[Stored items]
----------------------------------------

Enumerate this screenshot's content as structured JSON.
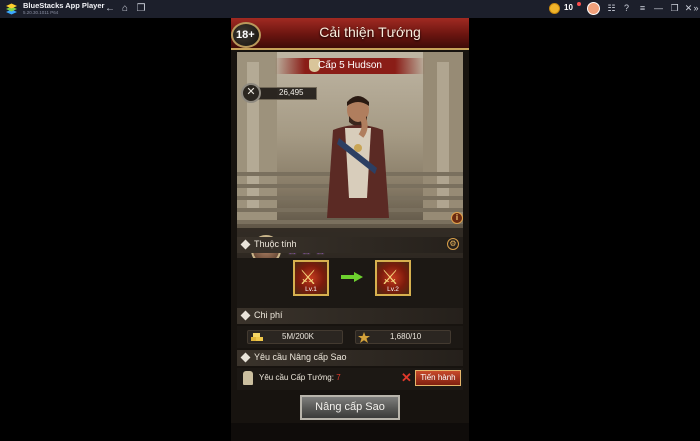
{
  "emulator": {
    "title": "BlueStacks App Player",
    "version": "5.20.30.1011 P64",
    "coins": "10",
    "nav_icons": [
      "back-icon",
      "home-icon",
      "multi-instance-icon"
    ],
    "controls": [
      "coin-icon",
      "notification-dot",
      "avatar",
      "menu-icon",
      "help-icon",
      "hamburger-icon",
      "minimize-icon",
      "restore-icon",
      "close-icon",
      "expand-icon"
    ]
  },
  "game": {
    "title": "Cải thiện Tướng",
    "age_rating": "18+",
    "hero": {
      "level_name": "Cấp 5 Hudson",
      "power": "26,495",
      "stars": 3
    },
    "attributes": {
      "header": "Thuộc tính",
      "from_level": "Lv.1",
      "to_level": "Lv.2"
    },
    "cost": {
      "header": "Chi phí",
      "gold": "5M/200K",
      "medals": "1,680/10"
    },
    "requirement": {
      "header": "Yêu cầu Nâng cấp Sao",
      "label": "Yêu cầu Cấp Tướng:",
      "level": "7",
      "proceed_label": "Tiến hành"
    },
    "upgrade_label": "Nâng cấp Sao"
  },
  "colors": {
    "header_red": "#8a1d17",
    "gold_border": "#c7a25a",
    "star_purple": "#a24be0",
    "requirement_red": "#e23b2e"
  }
}
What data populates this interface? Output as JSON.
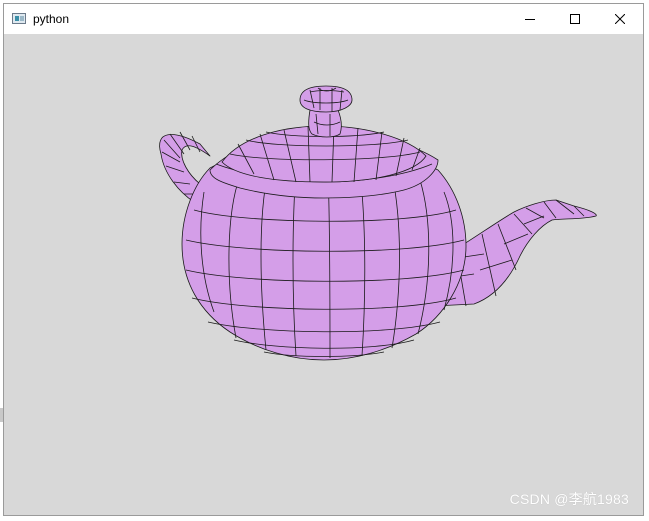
{
  "window": {
    "title": "python",
    "icon": "python-app-icon"
  },
  "controls": {
    "minimize_icon": "minimize-icon",
    "maximize_icon": "maximize-icon",
    "close_icon": "close-icon"
  },
  "canvas": {
    "background": "#d8d8d8",
    "model": "teapot-wireframe",
    "fill_color": "#d49ee8",
    "wire_color": "#1a1a1a"
  },
  "watermark": {
    "text": "CSDN @李航1983"
  }
}
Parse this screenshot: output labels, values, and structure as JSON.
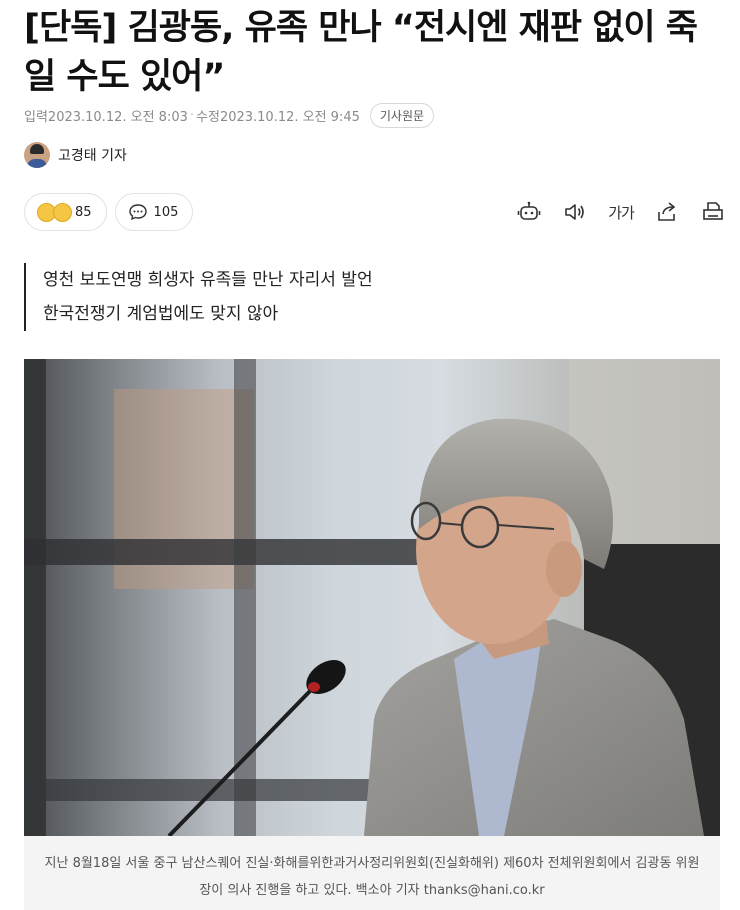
{
  "article": {
    "title": "[단독] 김광동, 유족 만나 “전시엔 재판 없이 죽일 수도 있어”",
    "meta": {
      "published_label": "입력",
      "published_time": "2023.10.12. 오전 8:03",
      "modified_label": "수정",
      "modified_time": "2023.10.12. 오전 9:45",
      "original_button": "기사원문"
    },
    "author": "고경태 기자",
    "reactions": {
      "like_count": "85",
      "comment_count": "105"
    },
    "font_size_label": "가가",
    "summary": [
      "영천 보도연맹 희생자 유족들 만난 자리서 발언",
      "한국전쟁기 계엄법에도 맞지 않아"
    ],
    "photo_caption": "지난 8월18일 서울 중구 남산스퀘어 진실·화해를위한과거사정리위원회(진실화해위) 제60차 전체위원회에서 김광동 위원장이 의사 진행을 하고 있다. 백소아 기자 thanks@hani.co.kr"
  },
  "icons": [
    "robot-icon",
    "speaker-icon",
    "font-size-icon",
    "share-icon",
    "print-icon",
    "comment-icon"
  ]
}
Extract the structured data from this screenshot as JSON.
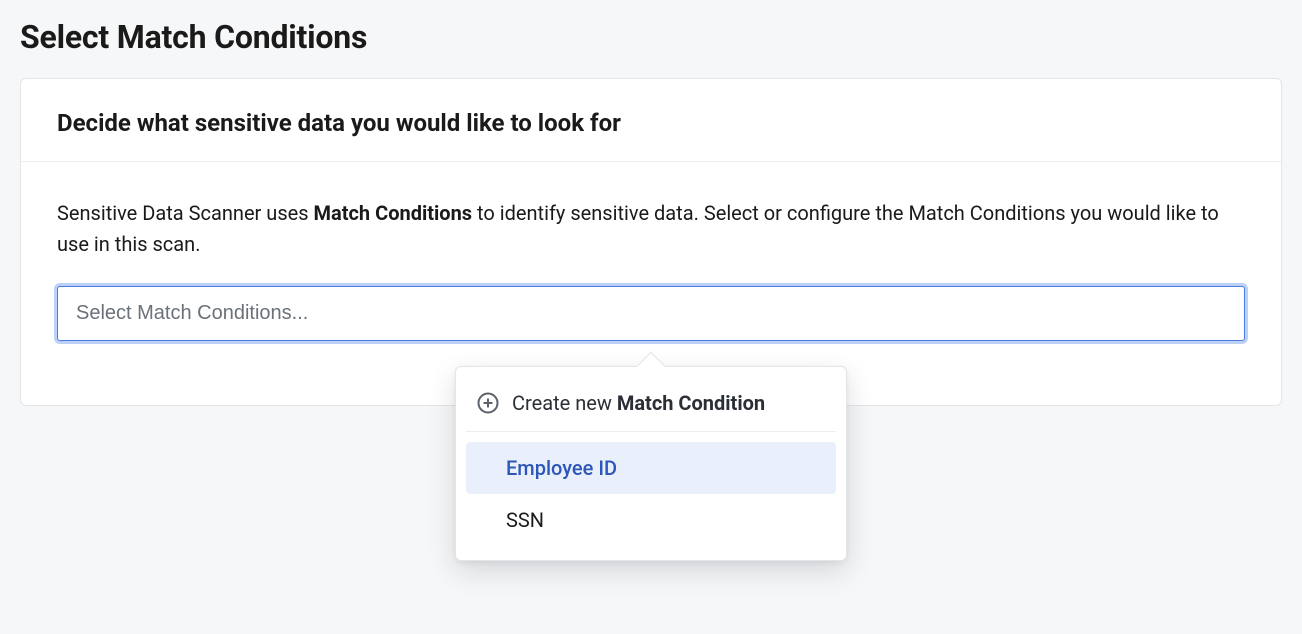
{
  "page": {
    "title": "Select Match Conditions"
  },
  "card": {
    "header_title": "Decide what sensitive data you would like to look for",
    "description_pre": "Sensitive Data Scanner uses ",
    "description_bold": "Match Conditions",
    "description_post": " to identify sensitive data. Select or configure the Match Conditions you would like to use in this scan."
  },
  "select": {
    "placeholder": "Select Match Conditions..."
  },
  "dropdown": {
    "create_pre": "Create new ",
    "create_bold": "Match Condition",
    "options": [
      {
        "label": "Employee ID",
        "highlight": true
      },
      {
        "label": "SSN",
        "highlight": false
      }
    ]
  }
}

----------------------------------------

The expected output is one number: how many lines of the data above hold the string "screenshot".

3